Sitka spruces, I have discovered, have their own distinctive "drip code": sparse, widely spaced mega-drops that let go only after the immense tree-maybe 175 feet high-has drunk its fill and dislodged its excess water off the ends of 20- and 30-foot-long branches.
The Olympic Peninsula's quietly awesome cathedral forests of Sitka spruce, western hemlock, Dougla]s-fir, and western redcedar are commanding monuments to the grace and solidity of advanced age.
At the southeastern shore of the lake is an awesome sight: the national cochampion Sitka spruce, listed on the American Forestry Association's register of champion trees.
But I hardly recognize it: Over my trips to Whitewater, it first served as an open-space bear walkway where birds sang as in a jungle, then later nurtured a grove of sprouting aiders in their fresh light-greenness, and now in 1988 supports an alder forest perhaps 40 feet high, with vigorous, shade-tolerant Sitka spruces pushing upward some six to 10 feet.

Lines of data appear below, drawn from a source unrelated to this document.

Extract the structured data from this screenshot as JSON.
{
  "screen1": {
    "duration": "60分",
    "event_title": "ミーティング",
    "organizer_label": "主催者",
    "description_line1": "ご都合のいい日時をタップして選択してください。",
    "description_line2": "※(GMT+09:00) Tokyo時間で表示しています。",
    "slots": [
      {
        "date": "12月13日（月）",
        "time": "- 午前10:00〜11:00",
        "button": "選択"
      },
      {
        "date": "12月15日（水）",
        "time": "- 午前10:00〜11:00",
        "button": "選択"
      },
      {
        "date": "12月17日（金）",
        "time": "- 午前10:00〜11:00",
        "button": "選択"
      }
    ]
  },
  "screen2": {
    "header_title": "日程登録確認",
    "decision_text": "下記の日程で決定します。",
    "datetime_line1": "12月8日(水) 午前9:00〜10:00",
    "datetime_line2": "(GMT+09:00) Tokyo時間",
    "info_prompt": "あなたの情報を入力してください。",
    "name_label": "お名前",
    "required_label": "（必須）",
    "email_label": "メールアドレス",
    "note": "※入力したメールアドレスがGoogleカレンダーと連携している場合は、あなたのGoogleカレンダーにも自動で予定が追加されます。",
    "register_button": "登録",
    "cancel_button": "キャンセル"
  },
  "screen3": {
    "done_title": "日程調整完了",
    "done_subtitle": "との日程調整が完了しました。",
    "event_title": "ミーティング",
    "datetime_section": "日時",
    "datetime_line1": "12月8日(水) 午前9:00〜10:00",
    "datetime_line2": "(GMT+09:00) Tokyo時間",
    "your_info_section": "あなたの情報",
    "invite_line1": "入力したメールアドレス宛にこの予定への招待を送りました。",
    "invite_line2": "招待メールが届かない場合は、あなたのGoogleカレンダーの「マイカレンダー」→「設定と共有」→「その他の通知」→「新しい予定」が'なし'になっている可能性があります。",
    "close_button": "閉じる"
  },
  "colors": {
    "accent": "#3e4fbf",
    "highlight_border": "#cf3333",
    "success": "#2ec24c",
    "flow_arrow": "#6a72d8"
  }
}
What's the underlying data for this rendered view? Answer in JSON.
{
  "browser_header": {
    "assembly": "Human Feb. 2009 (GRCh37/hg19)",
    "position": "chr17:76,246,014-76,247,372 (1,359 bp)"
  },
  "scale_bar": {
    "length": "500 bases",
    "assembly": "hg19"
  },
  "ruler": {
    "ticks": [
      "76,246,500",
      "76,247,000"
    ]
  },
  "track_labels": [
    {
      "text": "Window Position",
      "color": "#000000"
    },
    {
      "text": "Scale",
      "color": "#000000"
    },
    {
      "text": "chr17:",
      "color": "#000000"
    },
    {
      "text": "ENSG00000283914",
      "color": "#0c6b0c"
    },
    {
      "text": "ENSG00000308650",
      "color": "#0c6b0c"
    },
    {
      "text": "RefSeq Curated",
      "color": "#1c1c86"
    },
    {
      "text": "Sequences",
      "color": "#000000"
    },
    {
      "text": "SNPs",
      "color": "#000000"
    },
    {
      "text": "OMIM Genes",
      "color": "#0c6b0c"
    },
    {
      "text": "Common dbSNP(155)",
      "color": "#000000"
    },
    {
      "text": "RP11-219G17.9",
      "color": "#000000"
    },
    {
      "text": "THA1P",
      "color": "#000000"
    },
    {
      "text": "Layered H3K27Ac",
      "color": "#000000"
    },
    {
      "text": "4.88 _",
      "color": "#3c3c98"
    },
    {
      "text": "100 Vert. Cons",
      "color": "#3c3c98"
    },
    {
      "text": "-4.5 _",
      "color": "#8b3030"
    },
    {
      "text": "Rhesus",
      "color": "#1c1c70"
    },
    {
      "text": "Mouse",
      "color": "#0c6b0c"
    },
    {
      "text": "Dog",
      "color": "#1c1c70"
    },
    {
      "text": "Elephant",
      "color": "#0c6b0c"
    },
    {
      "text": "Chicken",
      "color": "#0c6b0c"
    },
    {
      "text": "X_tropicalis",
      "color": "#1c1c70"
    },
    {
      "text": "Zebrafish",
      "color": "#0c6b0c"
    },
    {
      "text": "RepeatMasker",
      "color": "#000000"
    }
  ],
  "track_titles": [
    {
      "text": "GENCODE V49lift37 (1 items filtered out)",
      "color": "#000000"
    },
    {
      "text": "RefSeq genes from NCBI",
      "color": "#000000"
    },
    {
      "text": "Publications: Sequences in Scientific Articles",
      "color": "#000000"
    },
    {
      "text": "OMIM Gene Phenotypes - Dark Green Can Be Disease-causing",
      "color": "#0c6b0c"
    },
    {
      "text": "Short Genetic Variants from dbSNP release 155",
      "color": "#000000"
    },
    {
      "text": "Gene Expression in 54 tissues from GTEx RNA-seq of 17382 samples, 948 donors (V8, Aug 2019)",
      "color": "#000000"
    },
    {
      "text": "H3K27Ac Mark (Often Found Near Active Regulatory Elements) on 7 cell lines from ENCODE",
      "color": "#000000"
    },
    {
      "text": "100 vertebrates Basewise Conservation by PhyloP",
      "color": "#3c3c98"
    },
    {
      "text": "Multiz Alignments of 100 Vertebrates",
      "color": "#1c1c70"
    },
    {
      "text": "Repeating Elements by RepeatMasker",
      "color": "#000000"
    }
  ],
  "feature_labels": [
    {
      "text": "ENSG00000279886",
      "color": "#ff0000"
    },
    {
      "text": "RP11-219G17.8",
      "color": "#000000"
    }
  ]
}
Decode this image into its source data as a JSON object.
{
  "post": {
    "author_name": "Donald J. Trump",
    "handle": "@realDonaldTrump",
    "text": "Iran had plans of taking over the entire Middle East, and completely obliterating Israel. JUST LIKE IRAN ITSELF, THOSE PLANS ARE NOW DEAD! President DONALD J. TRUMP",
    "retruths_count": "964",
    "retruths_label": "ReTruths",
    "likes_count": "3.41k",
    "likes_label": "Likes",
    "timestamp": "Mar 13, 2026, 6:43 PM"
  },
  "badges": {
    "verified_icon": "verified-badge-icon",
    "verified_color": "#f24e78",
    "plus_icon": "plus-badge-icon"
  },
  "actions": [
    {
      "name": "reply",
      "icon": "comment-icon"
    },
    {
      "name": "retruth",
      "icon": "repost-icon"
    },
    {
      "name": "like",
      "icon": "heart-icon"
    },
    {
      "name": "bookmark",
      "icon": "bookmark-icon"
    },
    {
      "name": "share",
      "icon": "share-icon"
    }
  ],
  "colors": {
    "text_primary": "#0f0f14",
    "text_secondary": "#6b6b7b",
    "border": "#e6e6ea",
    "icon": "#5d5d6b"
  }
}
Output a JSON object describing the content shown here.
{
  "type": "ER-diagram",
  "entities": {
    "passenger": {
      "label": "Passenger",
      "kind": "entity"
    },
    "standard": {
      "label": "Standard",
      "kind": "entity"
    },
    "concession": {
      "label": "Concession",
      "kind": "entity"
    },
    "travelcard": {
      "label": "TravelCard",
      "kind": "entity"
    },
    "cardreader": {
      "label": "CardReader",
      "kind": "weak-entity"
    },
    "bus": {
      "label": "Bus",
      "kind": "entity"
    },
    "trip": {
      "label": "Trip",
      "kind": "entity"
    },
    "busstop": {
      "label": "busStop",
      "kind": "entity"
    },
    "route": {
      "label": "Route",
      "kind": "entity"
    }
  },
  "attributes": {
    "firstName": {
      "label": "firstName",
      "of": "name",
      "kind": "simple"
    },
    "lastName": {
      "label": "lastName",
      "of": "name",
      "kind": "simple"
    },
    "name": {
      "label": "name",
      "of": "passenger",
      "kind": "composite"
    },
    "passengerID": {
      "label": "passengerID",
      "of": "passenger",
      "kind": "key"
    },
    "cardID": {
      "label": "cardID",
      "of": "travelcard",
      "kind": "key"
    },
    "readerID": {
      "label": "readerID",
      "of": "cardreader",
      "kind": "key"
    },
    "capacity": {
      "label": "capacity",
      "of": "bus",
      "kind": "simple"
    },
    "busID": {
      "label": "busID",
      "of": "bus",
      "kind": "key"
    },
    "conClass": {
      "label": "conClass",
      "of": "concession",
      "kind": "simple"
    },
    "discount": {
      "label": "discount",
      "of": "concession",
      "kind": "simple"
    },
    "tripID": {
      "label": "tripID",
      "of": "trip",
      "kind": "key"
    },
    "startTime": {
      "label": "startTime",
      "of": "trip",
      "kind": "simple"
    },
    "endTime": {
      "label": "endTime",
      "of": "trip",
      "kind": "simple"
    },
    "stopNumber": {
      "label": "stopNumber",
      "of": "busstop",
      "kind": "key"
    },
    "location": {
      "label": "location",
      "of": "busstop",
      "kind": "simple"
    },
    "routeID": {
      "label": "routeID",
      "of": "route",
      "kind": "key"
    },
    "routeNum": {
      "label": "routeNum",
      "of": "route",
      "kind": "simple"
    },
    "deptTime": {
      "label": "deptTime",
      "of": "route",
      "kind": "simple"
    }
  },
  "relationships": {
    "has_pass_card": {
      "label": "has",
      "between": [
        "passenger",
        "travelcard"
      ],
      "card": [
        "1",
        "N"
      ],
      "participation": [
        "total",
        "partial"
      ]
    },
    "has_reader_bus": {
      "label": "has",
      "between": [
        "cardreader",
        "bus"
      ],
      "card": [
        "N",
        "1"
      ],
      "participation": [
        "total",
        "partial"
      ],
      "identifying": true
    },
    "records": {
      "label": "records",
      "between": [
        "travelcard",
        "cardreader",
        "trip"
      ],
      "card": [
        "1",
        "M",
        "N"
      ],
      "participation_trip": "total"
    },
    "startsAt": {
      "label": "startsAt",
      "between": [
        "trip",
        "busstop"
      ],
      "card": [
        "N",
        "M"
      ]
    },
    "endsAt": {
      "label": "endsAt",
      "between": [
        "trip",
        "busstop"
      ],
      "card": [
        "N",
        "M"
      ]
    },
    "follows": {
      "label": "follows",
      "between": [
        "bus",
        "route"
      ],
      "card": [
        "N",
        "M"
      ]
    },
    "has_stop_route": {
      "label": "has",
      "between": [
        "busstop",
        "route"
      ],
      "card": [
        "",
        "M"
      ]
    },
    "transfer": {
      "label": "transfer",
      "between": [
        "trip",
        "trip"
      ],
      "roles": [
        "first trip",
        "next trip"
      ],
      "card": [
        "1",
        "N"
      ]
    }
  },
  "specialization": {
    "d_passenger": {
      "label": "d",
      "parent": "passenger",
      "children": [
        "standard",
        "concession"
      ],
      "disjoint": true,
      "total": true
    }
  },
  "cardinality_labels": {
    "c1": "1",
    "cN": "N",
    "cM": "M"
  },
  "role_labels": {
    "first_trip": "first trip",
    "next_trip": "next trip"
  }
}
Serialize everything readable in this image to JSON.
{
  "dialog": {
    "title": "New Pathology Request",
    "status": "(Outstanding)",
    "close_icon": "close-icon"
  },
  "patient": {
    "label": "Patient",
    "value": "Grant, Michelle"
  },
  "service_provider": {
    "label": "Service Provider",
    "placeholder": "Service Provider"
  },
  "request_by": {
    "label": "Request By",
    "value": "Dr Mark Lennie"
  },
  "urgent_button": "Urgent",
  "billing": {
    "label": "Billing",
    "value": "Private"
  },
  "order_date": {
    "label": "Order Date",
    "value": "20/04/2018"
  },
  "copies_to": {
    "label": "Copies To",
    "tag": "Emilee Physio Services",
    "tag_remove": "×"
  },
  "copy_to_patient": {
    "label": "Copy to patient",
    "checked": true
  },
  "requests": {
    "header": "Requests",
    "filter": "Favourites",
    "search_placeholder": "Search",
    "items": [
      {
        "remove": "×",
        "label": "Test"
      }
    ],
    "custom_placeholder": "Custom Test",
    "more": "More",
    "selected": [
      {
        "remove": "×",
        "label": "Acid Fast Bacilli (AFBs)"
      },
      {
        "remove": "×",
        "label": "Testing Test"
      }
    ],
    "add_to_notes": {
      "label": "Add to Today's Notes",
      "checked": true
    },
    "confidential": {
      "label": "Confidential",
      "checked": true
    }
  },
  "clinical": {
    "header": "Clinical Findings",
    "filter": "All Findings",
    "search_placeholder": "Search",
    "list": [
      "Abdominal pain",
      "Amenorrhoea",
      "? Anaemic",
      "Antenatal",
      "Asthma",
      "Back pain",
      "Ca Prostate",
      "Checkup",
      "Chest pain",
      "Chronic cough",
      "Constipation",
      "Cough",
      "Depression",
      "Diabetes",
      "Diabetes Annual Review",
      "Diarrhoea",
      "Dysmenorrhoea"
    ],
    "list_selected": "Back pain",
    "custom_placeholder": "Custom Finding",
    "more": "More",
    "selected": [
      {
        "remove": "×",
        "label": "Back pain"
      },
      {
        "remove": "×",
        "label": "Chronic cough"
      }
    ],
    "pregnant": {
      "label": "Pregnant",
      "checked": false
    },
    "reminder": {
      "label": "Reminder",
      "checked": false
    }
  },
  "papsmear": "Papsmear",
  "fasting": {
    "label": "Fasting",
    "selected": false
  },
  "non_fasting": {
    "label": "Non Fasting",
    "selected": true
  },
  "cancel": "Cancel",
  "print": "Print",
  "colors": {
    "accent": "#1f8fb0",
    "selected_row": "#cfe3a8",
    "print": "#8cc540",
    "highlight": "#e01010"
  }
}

Green walls of salmonberry, elderberry, blueberry, devil's club, and young Sitka spruce and hemlock trees have made walking impossible.